This is the flip side of cataphatic, with which we are generally a good deal more familiar. Cataphatic is the same root as catechism, catechesis, and catechumen – it’s about teaching and what’s teachable, and can be grasped by the intellect… cataphatically. On the other hand, things that don’t necessarily make much sense to the intellect can still be experienced apaphatically – that is, in darkness and unknowing. Apaphatic experience is a activity that exists between the nous and God. Great theologians experience God apaphatically, and then come back and try to understand what it means cataphatically (and are right about that – many theologians have been wrong, of course), at which point it becomes Church teaching. For people aren’t great theologians apaphatic experience doesn’t generally answer any questions, unless the question happens to be “what is it like to encounter the uncreated energy of God?” And that isn’t our question nearly as often as it probably ought to be.
This is a good word for a lot of the same reasons nous is – they go together, in fact, because noetic experience is generally apaphatic as well.
“How’s your relationship with the Lord going?”
“Hard to say – I encountered some uncreated energy apaphaticially with my nous. There was a lot of darkness and unknowing involved.”

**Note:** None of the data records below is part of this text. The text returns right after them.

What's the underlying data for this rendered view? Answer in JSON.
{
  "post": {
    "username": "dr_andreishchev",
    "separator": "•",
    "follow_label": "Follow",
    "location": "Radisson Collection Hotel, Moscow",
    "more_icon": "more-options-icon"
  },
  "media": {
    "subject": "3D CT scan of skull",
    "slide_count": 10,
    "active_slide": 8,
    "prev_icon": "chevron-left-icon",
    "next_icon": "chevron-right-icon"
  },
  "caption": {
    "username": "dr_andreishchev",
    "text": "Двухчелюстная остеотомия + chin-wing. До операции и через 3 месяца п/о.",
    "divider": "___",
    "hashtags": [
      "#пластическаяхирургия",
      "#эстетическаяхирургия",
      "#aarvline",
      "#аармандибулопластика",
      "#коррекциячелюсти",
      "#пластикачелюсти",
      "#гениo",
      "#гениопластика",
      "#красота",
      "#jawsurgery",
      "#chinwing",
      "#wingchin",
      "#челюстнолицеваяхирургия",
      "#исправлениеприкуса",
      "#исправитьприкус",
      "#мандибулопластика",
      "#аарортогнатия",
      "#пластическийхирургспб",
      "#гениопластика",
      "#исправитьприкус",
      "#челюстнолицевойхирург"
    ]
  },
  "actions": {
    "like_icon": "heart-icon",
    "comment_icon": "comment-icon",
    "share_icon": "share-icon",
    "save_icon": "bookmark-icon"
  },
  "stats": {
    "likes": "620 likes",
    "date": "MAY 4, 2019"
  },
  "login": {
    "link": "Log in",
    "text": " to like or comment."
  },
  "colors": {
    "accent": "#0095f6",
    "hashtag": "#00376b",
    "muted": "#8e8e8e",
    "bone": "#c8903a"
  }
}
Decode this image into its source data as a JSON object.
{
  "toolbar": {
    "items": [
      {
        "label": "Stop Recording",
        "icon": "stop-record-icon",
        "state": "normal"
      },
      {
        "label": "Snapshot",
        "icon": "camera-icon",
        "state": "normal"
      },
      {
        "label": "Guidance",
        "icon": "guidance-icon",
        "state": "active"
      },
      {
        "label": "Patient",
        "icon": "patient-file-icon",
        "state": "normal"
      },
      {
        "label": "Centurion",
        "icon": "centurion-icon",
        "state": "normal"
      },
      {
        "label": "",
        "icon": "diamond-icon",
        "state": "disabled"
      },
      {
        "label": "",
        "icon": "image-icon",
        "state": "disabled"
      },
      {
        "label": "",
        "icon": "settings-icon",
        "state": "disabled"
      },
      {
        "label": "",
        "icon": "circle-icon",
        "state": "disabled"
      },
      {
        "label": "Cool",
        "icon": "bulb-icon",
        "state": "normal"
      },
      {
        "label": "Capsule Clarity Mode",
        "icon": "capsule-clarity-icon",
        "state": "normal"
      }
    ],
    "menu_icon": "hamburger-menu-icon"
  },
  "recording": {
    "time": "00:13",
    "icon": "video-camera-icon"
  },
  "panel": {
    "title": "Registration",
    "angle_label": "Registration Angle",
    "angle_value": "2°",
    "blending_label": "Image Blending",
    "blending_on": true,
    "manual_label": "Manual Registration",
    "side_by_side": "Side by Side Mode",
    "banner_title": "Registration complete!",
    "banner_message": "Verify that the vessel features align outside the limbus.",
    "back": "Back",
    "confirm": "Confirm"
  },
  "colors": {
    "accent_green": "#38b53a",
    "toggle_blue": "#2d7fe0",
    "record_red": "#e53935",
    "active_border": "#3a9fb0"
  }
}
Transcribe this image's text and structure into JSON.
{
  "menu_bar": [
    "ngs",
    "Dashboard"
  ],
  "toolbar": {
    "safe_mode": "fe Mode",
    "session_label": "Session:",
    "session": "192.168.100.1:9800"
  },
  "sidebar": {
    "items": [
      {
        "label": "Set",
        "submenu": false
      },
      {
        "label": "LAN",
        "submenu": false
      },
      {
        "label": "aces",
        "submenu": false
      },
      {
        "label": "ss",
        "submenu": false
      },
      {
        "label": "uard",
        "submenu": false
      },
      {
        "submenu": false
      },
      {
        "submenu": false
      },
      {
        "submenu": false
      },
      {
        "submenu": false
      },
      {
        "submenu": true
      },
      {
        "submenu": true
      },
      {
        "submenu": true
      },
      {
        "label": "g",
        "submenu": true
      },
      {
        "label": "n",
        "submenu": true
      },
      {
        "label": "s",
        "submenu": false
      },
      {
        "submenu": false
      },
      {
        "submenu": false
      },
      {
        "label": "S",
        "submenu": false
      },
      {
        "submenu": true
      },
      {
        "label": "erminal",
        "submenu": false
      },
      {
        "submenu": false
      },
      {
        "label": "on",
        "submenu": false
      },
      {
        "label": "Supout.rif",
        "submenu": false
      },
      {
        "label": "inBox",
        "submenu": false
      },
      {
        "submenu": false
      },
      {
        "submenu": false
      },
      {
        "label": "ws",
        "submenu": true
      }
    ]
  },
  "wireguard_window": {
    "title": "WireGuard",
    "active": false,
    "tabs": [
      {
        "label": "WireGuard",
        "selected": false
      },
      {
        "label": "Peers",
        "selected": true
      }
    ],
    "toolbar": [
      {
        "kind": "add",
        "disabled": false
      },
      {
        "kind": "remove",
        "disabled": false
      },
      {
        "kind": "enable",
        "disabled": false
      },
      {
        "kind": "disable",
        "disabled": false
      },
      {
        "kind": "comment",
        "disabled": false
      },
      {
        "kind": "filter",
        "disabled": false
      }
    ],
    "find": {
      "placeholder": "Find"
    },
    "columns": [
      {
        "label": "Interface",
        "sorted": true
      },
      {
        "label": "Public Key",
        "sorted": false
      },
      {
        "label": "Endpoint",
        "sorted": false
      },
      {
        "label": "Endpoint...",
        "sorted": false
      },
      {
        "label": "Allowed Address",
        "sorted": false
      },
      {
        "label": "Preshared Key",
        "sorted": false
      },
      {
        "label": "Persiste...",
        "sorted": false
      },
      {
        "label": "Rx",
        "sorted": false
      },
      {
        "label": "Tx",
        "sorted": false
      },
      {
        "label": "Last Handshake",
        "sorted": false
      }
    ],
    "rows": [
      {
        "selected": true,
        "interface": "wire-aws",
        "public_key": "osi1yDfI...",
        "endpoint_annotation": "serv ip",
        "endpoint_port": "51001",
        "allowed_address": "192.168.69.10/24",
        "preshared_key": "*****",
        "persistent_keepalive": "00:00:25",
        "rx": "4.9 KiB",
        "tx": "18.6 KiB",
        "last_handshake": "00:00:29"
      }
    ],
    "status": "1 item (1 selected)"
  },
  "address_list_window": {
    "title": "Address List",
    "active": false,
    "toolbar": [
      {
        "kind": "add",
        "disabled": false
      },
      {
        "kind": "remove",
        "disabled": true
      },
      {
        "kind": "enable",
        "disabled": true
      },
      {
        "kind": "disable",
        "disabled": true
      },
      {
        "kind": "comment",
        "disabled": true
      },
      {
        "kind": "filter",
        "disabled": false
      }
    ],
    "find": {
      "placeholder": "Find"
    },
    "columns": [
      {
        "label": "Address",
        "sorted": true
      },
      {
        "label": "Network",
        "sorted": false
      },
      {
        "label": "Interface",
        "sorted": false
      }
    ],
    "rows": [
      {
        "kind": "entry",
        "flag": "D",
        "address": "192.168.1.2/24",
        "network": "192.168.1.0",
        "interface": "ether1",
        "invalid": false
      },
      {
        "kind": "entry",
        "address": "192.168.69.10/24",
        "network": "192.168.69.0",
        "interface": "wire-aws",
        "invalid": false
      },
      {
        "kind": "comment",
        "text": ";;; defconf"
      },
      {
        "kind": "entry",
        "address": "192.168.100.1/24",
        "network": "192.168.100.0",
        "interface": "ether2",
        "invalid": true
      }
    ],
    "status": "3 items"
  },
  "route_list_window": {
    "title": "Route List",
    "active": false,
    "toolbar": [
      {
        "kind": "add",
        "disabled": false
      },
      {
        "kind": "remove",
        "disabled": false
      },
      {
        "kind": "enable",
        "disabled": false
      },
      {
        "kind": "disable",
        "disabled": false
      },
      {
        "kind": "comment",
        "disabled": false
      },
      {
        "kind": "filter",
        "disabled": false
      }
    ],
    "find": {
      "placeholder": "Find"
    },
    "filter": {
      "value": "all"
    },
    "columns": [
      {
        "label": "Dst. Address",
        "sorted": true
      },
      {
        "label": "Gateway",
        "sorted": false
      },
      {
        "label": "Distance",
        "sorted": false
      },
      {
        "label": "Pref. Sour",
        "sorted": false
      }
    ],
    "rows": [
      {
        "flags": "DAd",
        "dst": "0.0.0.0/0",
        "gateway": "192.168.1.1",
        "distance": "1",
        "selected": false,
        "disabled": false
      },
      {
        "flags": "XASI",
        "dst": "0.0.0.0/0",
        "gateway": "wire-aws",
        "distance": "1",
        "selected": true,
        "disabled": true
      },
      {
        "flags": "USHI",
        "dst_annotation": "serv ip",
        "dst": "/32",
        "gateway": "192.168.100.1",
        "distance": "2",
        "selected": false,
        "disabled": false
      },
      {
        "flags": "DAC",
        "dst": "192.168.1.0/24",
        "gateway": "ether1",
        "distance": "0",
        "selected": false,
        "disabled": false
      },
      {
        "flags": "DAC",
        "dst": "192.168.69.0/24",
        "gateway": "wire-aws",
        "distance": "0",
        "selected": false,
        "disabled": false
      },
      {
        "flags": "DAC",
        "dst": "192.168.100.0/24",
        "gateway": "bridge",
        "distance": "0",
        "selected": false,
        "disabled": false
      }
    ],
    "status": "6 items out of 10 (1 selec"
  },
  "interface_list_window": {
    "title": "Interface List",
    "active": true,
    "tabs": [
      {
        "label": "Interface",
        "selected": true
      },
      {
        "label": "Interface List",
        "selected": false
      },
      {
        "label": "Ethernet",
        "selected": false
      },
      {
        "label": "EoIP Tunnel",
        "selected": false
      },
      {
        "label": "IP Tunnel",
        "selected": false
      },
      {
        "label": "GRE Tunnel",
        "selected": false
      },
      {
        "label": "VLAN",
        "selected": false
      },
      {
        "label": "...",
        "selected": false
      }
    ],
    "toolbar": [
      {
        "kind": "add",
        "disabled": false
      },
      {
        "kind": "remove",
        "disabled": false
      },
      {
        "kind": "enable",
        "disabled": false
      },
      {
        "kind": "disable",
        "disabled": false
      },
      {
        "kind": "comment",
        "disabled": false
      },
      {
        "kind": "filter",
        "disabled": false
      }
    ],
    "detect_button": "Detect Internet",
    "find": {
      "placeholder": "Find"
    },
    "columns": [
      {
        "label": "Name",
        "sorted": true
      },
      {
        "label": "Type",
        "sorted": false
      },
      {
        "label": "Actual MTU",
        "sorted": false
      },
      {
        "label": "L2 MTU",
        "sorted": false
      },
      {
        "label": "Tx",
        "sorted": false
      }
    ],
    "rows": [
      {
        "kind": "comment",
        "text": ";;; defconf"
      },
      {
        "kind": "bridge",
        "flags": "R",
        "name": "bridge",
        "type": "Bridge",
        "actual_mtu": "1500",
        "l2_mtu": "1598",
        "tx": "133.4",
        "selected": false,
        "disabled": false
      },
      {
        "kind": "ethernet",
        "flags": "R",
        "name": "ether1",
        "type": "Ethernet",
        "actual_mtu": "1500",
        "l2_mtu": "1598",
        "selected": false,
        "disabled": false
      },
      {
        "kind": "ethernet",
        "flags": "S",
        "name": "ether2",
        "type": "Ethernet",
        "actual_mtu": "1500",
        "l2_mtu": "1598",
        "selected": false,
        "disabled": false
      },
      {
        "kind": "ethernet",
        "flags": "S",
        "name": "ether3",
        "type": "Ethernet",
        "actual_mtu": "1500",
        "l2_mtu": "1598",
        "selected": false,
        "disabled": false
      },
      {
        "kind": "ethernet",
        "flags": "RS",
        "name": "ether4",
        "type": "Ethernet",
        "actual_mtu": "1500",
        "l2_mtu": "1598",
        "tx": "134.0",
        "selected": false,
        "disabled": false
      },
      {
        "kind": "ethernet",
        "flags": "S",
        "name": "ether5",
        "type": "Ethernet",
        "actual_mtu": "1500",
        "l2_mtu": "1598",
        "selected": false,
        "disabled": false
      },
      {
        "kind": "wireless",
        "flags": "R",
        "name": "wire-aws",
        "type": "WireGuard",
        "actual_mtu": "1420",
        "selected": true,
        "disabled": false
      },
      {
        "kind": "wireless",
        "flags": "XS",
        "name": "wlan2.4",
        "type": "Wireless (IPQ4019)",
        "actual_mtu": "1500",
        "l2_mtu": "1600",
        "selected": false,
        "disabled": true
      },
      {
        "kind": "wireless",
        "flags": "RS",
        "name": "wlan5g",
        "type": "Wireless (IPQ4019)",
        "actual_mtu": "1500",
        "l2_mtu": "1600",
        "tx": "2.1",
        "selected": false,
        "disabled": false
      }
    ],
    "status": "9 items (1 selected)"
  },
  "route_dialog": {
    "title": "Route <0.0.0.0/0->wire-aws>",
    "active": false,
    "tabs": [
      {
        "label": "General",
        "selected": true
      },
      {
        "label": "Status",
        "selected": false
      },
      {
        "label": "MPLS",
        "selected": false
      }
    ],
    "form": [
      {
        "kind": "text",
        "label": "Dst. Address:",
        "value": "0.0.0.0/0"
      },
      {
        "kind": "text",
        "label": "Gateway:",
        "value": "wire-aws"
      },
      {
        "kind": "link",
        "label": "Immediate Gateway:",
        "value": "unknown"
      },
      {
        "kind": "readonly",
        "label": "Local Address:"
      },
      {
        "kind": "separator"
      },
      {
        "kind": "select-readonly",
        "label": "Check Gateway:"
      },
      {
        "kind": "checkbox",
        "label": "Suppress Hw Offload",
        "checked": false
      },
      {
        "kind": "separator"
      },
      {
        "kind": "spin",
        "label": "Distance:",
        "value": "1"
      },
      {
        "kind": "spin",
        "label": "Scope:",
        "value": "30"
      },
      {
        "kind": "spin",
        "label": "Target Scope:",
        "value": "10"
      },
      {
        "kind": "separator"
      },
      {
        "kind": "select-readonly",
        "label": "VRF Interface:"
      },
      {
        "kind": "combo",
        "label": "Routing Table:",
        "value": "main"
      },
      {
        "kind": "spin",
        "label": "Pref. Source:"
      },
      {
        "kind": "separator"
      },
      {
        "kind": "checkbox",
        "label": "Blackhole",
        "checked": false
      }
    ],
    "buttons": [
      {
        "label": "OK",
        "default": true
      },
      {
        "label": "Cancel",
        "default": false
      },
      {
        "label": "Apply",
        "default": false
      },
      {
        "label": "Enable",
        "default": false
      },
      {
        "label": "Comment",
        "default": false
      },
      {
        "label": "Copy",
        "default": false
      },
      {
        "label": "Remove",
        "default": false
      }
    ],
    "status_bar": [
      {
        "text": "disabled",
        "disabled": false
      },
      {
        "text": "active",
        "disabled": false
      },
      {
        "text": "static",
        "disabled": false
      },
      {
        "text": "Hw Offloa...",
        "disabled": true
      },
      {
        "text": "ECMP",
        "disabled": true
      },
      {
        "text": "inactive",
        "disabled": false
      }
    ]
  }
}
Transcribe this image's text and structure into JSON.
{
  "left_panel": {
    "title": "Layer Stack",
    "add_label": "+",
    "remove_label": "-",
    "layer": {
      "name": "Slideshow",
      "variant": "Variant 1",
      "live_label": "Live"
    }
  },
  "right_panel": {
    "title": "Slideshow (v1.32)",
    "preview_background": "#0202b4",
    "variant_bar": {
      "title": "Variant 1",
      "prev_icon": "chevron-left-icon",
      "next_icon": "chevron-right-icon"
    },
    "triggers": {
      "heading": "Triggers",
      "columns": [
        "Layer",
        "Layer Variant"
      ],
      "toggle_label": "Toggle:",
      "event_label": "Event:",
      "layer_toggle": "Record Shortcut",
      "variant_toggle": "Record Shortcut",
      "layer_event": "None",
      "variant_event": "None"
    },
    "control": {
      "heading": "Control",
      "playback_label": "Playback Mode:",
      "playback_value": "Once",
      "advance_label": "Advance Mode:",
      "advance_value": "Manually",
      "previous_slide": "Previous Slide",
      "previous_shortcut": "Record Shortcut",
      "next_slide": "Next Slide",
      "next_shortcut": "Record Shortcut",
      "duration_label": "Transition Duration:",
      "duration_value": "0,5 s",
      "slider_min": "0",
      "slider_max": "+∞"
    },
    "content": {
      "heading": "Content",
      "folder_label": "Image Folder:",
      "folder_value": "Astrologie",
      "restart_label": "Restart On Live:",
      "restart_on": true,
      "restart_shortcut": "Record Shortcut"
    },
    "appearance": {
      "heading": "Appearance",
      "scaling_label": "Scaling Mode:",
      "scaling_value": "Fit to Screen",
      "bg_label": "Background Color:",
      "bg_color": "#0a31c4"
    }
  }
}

Also, like nous, apaphatic suggests that our categories are a bit off, and seeks to rectify that, while being a bit more precise than “knowing-without-knowing.”